Dataset rows describing interfaces:
- Opening Delimiter -
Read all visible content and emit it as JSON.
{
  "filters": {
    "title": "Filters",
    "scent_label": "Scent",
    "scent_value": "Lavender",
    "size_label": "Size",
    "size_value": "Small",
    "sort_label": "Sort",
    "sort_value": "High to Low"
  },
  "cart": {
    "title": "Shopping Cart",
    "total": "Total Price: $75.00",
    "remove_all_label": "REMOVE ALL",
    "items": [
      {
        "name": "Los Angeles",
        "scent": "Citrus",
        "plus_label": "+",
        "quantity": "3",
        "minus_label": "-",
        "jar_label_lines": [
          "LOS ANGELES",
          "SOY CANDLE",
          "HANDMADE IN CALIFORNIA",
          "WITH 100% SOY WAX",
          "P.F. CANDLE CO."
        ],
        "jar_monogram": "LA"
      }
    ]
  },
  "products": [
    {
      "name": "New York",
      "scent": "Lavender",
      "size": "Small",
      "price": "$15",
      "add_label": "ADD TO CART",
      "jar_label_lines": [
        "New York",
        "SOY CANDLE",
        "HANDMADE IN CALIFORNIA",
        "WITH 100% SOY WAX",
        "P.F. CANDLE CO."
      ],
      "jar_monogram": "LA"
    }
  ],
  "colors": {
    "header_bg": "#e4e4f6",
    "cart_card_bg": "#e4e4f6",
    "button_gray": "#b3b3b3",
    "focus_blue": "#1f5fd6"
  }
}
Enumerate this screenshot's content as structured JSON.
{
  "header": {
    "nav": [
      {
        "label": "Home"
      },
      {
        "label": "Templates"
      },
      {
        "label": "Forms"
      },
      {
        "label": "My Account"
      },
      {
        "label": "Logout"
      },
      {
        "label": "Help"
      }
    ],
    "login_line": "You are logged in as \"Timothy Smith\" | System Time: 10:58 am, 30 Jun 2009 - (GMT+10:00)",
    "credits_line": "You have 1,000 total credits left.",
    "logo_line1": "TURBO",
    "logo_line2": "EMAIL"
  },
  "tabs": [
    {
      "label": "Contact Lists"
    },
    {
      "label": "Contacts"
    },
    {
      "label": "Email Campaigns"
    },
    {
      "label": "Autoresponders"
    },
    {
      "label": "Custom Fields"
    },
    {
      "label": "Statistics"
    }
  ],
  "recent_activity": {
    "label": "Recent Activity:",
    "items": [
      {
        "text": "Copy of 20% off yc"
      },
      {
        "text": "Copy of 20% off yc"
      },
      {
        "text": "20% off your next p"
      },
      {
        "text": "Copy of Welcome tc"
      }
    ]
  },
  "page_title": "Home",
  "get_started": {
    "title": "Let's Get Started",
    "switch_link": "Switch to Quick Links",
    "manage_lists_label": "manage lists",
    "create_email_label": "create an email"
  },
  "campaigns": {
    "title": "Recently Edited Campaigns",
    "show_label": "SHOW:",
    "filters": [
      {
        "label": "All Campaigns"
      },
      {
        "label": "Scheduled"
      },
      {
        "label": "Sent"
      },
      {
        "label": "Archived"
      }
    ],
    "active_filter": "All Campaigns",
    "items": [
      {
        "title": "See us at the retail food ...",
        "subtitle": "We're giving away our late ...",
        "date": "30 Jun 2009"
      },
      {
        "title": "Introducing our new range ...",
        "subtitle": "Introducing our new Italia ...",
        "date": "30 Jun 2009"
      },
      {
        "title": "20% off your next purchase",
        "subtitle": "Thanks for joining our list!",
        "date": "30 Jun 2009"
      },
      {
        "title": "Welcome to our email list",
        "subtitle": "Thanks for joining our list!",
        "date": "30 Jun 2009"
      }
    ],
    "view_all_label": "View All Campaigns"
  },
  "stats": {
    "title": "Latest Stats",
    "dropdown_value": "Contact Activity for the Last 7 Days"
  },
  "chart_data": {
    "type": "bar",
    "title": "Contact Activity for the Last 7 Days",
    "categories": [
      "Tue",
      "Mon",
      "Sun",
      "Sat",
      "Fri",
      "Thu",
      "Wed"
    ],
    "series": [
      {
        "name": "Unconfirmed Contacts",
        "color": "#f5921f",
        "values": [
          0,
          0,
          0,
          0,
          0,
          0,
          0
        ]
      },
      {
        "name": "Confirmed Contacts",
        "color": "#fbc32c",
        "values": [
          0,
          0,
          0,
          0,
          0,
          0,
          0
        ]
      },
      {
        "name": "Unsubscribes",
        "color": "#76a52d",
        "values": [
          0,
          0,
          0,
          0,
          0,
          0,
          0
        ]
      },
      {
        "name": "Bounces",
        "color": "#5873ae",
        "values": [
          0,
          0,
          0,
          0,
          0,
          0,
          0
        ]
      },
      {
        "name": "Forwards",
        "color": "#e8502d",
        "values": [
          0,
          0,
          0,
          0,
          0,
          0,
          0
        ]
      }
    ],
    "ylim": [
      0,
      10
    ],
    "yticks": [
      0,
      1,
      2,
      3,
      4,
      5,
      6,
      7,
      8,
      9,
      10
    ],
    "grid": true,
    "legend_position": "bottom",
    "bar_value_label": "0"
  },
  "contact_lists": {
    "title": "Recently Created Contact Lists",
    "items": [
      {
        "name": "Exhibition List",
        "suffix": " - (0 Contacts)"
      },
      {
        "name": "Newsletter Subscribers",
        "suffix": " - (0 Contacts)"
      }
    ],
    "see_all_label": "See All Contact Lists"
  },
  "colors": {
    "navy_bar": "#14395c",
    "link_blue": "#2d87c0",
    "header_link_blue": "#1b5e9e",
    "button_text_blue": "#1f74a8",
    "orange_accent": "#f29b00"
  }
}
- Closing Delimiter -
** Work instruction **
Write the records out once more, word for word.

** Reply **
Read all visible content and emit it as JSON.
{
  "filters": {
    "title": "Filters",
    "scent_label": "Scent",
    "scent_value": "Lavender",
    "size_label": "Size",
    "size_value": "Small",
    "sort_label": "Sort",
    "sort_value": "High to Low"
  },
  "cart": {
    "title": "Shopping Cart",
    "total": "Total Price: $75.00",
    "remove_all_label": "REMOVE ALL",
    "items": [
      {
        "name": "Los Angeles",
        "scent": "Citrus",
        "plus_label": "+",
        "quantity": "3",
        "minus_label": "-",
        "jar_label_lines": [
          "LOS ANGELES",
          "SOY CANDLE",
          "HANDMADE IN CALIFORNIA",
          "WITH 100% SOY WAX",
          "P.F. CANDLE CO."
        ],
        "jar_monogram": "LA"
      }
    ]
  },
  "products": [
    {
      "name": "New York",
      "scent": "Lavender",
      "size": "Small",
      "price": "$15",
      "add_label": "ADD TO CART",
      "jar_label_lines": [
        "New York",
        "SOY CANDLE",
        "HANDMADE IN CALIFORNIA",
        "WITH 100% SOY WAX",
        "P.F. CANDLE CO."
      ],
      "jar_monogram": "LA"
    }
  ],
  "colors": {
    "header_bg": "#e4e4f6",
    "cart_card_bg": "#e4e4f6",
    "button_gray": "#b3b3b3",
    "focus_blue": "#1f5fd6"
  }
}
Enumerate this screenshot's content as structured JSON.
{
  "header": {
    "nav": [
      {
        "label": "Home"
      },
      {
        "label": "Templates"
      },
      {
        "label": "Forms"
      },
      {
        "label": "My Account"
      },
      {
        "label": "Logout"
      },
      {
        "label": "Help"
      }
    ],
    "login_line": "You are logged in as \"Timothy Smith\" | System Time: 10:58 am, 30 Jun 2009 - (GMT+10:00)",
    "credits_line": "You have 1,000 total credits left.",
    "logo_line1": "TURBO",
    "logo_line2": "EMAIL"
  },
  "tabs": [
    {
      "label": "Contact Lists"
    },
    {
      "label": "Contacts"
    },
    {
      "label": "Email Campaigns"
    },
    {
      "label": "Autoresponders"
    },
    {
      "label": "Custom Fields"
    },
    {
      "label": "Statistics"
    }
  ],
  "recent_activity": {
    "label": "Recent Activity:",
    "items": [
      {
        "text": "Copy of 20% off yc"
      },
      {
        "text": "Copy of 20% off yc"
      },
      {
        "text": "20% off your next p"
      },
      {
        "text": "Copy of Welcome tc"
      }
    ]
  },
  "page_title": "Home",
  "get_started": {
    "title": "Let's Get Started",
    "switch_link": "Switch to Quick Links",
    "manage_lists_label": "manage lists",
    "create_email_label": "create an email"
  },
  "campaigns": {
    "title": "Recently Edited Campaigns",
    "show_label": "SHOW:",
    "filters": [
      {
        "label": "All Campaigns"
      },
      {
        "label": "Scheduled"
      },
      {
        "label": "Sent"
      },
      {
        "label": "Archived"
      }
    ],
    "active_filter": "All Campaigns",
    "items": [
      {
        "title": "See us at the retail food ...",
        "subtitle": "We're giving away our late ...",
        "date": "30 Jun 2009"
      },
      {
        "title": "Introducing our new range ...",
        "subtitle": "Introducing our new Italia ...",
        "date": "30 Jun 2009"
      },
      {
        "title": "20% off your next purchase",
        "subtitle": "Thanks for joining our list!",
        "date": "30 Jun 2009"
      },
      {
        "title": "Welcome to our email list",
        "subtitle": "Thanks for joining our list!",
        "date": "30 Jun 2009"
      }
    ],
    "view_all_label": "View All Campaigns"
  },
  "stats": {
    "title": "Latest Stats",
    "dropdown_value": "Contact Activity for the Last 7 Days"
  },
  "chart_data": {
    "type": "bar",
    "title": "Contact Activity for the Last 7 Days",
    "categories": [
      "Tue",
      "Mon",
      "Sun",
      "Sat",
      "Fri",
      "Thu",
      "Wed"
    ],
    "series": [
      {
        "name": "Unconfirmed Contacts",
        "color": "#f5921f",
        "values": [
          0,
          0,
          0,
          0,
          0,
          0,
          0
        ]
      },
      {
        "name": "Confirmed Contacts",
        "color": "#fbc32c",
        "values": [
          0,
          0,
          0,
          0,
          0,
          0,
          0
        ]
      },
      {
        "name": "Unsubscribes",
        "color": "#76a52d",
        "values": [
          0,
          0,
          0,
          0,
          0,
          0,
          0
        ]
      },
      {
        "name": "Bounces",
        "color": "#5873ae",
        "values": [
          0,
          0,
          0,
          0,
          0,
          0,
          0
        ]
      },
      {
        "name": "Forwards",
        "color": "#e8502d",
        "values": [
          0,
          0,
          0,
          0,
          0,
          0,
          0
        ]
      }
    ],
    "ylim": [
      0,
      10
    ],
    "yticks": [
      0,
      1,
      2,
      3,
      4,
      5,
      6,
      7,
      8,
      9,
      10
    ],
    "grid": true,
    "legend_position": "bottom",
    "bar_value_label": "0"
  },
  "contact_lists": {
    "title": "Recently Created Contact Lists",
    "items": [
      {
        "name": "Exhibition List",
        "suffix": " - (0 Contacts)"
      },
      {
        "name": "Newsletter Subscribers",
        "suffix": " - (0 Contacts)"
      }
    ],
    "see_all_label": "See All Contact Lists"
  },
  "colors": {
    "navy_bar": "#14395c",
    "link_blue": "#2d87c0",
    "header_link_blue": "#1b5e9e",
    "button_text_blue": "#1f74a8",
    "orange_accent": "#f29b00"
  }
}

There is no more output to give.